Exceptions will be made for Australian citizens, permanent residents and their immediate family, as well as air crews who have been using appropriate personal protective equipment.
These individuals arriving out of mainland China, not just the Hubei province, are required to self-isolate for a period of 14 days from the time they leave the country.
“In addition to that, there’ll be advanced screening and reception arrangements put into place at the major airports to facilitate identifying and providing this information and ensuring the appropriate precautions are being put in place,” Mr Morrison said.
The measure is effective from Saturday and will be reviewed in a fortnight.
Other countries to have imposed travel restrictions include Russia, Japan, Pakistan and Italy.
Qantas suspends flights to China
Qantas announced on Saturday it would suspend flights to mainland China from February 9, joining 36 other international airlines that have cancelled services.
“Qantas will suspend its two direct services to mainland China (Sydney-Beijing and Sydney-Shanghai) from 9 February until 29 March 2020,” it said in a statement.
“This follows entry restrictions imposed by countries including Singapore and the United States, which impact the movement of crew who work across the Qantas International network.

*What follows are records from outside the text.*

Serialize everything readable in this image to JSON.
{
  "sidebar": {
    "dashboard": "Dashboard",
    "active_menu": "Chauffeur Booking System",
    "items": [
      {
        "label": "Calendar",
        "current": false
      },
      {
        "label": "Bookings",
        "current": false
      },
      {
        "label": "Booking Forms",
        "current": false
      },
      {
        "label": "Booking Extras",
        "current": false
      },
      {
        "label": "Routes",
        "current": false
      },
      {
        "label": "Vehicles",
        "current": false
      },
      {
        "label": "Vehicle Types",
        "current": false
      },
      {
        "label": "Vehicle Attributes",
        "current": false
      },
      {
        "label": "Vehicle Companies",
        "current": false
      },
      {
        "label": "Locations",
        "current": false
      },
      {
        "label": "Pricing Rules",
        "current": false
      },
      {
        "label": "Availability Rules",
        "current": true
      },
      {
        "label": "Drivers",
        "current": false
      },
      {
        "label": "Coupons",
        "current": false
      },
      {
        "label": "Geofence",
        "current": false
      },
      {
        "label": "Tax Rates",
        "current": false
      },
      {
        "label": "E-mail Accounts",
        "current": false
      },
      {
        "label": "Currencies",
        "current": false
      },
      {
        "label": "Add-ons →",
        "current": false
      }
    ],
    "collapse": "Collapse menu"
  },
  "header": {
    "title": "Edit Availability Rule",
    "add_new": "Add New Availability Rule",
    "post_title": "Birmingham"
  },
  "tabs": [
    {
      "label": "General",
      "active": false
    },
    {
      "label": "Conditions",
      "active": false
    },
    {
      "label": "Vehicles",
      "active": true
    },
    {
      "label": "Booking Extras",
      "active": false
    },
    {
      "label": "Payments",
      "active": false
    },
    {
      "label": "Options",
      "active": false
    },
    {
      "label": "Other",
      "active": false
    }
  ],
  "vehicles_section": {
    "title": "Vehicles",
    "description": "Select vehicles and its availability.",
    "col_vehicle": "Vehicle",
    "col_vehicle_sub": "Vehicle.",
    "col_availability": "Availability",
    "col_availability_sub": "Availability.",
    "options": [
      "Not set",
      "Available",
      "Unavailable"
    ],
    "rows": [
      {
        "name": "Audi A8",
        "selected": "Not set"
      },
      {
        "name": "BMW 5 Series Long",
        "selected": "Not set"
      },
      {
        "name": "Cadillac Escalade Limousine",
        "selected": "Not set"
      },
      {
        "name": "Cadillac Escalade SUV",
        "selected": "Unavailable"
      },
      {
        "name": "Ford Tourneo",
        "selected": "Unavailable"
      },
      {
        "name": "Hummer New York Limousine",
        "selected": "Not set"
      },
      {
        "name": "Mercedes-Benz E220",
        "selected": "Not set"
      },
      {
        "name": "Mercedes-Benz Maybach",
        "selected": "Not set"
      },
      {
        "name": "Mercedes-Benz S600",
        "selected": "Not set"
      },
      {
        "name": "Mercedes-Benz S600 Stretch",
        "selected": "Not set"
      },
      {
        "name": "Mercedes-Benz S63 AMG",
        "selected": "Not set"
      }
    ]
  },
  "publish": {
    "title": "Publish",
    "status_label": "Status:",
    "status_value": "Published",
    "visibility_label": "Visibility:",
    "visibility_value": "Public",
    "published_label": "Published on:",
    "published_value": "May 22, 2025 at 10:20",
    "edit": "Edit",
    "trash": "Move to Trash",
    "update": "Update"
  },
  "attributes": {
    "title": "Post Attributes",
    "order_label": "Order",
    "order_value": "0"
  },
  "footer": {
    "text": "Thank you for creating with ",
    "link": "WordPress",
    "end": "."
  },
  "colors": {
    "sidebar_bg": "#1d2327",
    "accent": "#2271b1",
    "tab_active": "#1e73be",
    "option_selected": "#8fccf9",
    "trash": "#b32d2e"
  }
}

“These entry restrictions pose significant logistical challenges for rostering crew to operate mainland China services, leading to the need to temporarily suspend these flights.
“There is no change to Qantas services to Hong Kong as it’s exempt from current travel restrictions.”
Customers with bookings between February 9 and March 29 will be contacted by the airline to discuss options.
Read our update on China services here: https://t.co/07S21k5ZmD
— Qantas (@Qantas) February 1, 2020
The Transport Workers’ Union (TWU) welcomed Qantas’ decision after calling earlier for strict measures to ensure the safety of airline staff.
“We welcome the move by Qantas to suspend direct flights into China, though we note it is for logistical reason rather safety reasons,” TWU secretary Michael Kaine said in a statement.
“This issue is getting more serious by the hour and it requires a calm but definite response. The Federal Government must act immediately and end flights from China,” Mr Kaine said.
Among the 37 airlines to have suspended flights are American Airlines, British Airways, Air Canada, Air France, Cathay Pacific, Singapore Airlines and Virgin Atlantic.
Palaszczuk backs Trump
Queensland Premier Annastacia Palaszczuk said on Saturday it was important to halt flights to contain the spread of the virus which had arrived in Queensland via Chinese tourists.
“I don’t often agree with Donald Trump, but I do agree with the US authorities on this occasion that I think we should take every measure possible to combat this virus,” she said.
“There is still further data we would like from the Federal Government, and that is where there have been travellers coming from China to Queensland — not families from the Chinese community that are at home, but there may be some travellers independently travelling around Queensland.
“We would like to know where they are so we can actually make sure they are getting the messages and they are self-isolating.
“I think that is really, really important and I think that’s not just a state issue, I think that’s a national issue.”
Ms Palaszczuk told the community not to be afraid as health officials worked to contain the spread of the virus.
“It is very important that people do not discriminate against our Chinese community,” she said.
“They are so involved, they contribute so much to our community, and all of the communities are absolutely doing the right thing, especially families returning from China.
“So, please, everybody do the right thing and show respect and treat everybody equally and go about your normal business.”
Evacuation of Wuhan ongoing
Foreign Minister Marise Payne’s office said planning for the evacuation of Australians from the epicentre of the coronavirus was ongoing.
Australians in Wuhan who have applied for a flight to Christmas Island are waiting to see if they will be able to leave.
Chinese officials are yet to approve the federal government’s plans to evacuate Australians and quarantine them offshore.